[Start of section]

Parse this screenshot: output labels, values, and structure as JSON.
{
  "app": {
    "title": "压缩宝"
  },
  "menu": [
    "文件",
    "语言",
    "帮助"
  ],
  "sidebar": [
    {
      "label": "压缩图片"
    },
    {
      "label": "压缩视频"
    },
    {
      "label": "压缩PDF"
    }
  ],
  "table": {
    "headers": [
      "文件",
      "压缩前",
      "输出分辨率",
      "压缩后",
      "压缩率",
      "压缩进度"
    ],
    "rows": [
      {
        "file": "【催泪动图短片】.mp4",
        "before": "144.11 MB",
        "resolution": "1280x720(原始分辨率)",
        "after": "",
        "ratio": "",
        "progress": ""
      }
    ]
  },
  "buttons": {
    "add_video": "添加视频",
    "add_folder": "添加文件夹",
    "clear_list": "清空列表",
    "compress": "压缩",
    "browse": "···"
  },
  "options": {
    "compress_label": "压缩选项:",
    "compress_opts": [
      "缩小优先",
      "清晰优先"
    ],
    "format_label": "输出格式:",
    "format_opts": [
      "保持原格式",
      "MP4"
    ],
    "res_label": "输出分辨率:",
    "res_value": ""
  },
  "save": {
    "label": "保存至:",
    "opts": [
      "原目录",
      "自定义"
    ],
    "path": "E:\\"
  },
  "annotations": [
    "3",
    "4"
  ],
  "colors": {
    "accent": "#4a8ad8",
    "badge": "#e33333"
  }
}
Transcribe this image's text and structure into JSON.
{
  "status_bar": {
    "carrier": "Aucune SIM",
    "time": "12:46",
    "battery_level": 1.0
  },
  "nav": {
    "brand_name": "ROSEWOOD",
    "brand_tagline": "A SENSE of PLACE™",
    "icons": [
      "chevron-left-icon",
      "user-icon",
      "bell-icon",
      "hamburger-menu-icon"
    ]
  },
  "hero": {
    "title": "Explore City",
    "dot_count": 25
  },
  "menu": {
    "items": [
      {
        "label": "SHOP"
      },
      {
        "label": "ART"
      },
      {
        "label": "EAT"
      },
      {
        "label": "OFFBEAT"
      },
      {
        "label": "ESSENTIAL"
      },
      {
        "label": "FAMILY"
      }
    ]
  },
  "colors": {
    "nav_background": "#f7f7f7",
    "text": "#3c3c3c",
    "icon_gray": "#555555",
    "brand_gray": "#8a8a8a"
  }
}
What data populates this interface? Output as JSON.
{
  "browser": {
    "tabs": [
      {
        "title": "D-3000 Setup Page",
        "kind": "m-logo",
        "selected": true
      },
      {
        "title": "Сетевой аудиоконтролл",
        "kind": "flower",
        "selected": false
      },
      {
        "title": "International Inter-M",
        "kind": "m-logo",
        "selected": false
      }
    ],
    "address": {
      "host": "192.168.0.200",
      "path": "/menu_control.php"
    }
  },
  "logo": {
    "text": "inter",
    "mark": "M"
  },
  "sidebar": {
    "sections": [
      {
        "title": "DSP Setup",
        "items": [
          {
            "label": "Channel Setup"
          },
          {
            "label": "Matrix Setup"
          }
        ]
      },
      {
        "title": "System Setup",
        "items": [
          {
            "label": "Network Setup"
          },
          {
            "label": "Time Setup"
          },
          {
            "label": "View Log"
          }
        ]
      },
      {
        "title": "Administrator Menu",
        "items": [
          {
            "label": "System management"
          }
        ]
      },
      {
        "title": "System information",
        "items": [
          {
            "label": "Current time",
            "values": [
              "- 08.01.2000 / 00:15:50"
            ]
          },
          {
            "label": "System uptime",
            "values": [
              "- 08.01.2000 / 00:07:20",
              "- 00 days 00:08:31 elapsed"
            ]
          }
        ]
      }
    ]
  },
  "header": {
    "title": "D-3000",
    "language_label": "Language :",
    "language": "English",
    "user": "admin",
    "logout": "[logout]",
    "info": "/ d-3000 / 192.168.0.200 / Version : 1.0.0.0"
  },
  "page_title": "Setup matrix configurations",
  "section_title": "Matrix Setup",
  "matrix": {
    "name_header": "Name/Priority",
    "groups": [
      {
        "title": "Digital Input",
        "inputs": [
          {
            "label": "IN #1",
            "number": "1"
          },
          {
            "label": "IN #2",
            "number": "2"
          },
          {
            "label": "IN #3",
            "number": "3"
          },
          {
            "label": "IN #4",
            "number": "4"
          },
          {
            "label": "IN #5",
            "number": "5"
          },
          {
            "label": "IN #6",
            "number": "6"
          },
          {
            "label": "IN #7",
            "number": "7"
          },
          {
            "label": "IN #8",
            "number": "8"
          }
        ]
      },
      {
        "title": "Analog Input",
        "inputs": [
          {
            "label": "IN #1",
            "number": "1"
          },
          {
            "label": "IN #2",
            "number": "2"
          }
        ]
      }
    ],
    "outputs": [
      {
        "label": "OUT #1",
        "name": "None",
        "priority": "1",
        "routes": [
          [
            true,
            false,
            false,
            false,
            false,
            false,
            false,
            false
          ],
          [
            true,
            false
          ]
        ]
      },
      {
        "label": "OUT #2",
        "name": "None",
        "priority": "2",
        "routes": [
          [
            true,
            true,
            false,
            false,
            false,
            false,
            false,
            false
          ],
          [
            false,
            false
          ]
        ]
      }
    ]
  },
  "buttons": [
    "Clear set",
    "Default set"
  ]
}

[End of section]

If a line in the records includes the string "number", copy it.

Result
            "number": "1"
            "number": "2"
            "number": "3"
            "number": "4"
            "number": "5"
            "number": "6"
            "number": "7"
            "number": "8"
            "number": "1"
            "number": "2"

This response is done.